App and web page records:
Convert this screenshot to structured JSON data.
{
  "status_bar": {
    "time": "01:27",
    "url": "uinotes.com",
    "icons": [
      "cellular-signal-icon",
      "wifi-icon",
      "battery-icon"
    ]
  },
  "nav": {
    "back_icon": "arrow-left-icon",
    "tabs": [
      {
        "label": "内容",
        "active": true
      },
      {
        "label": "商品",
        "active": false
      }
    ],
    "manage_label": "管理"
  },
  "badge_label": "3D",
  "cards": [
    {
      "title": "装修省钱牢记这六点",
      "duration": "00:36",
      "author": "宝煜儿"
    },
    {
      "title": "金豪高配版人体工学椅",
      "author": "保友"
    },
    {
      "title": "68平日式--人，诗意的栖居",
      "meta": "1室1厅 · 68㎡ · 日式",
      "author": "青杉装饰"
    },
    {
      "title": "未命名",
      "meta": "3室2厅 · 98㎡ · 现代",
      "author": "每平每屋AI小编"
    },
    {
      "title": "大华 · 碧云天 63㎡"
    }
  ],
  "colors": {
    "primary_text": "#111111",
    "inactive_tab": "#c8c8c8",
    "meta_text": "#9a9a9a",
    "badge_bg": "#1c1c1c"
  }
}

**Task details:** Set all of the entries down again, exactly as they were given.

**Result:**
Convert this screenshot to structured JSON data.
{
  "status_bar": {
    "time": "01:27",
    "url": "uinotes.com",
    "icons": [
      "cellular-signal-icon",
      "wifi-icon",
      "battery-icon"
    ]
  },
  "nav": {
    "back_icon": "arrow-left-icon",
    "tabs": [
      {
        "label": "内容",
        "active": true
      },
      {
        "label": "商品",
        "active": false
      }
    ],
    "manage_label": "管理"
  },
  "badge_label": "3D",
  "cards": [
    {
      "title": "装修省钱牢记这六点",
      "duration": "00:36",
      "author": "宝煜儿"
    },
    {
      "title": "金豪高配版人体工学椅",
      "author": "保友"
    },
    {
      "title": "68平日式--人，诗意的栖居",
      "meta": "1室1厅 · 68㎡ · 日式",
      "author": "青杉装饰"
    },
    {
      "title": "未命名",
      "meta": "3室2厅 · 98㎡ · 现代",
      "author": "每平每屋AI小编"
    },
    {
      "title": "大华 · 碧云天 63㎡"
    }
  ],
  "colors": {
    "primary_text": "#111111",
    "inactive_tab": "#c8c8c8",
    "meta_text": "#9a9a9a",
    "badge_bg": "#1c1c1c"
  }
}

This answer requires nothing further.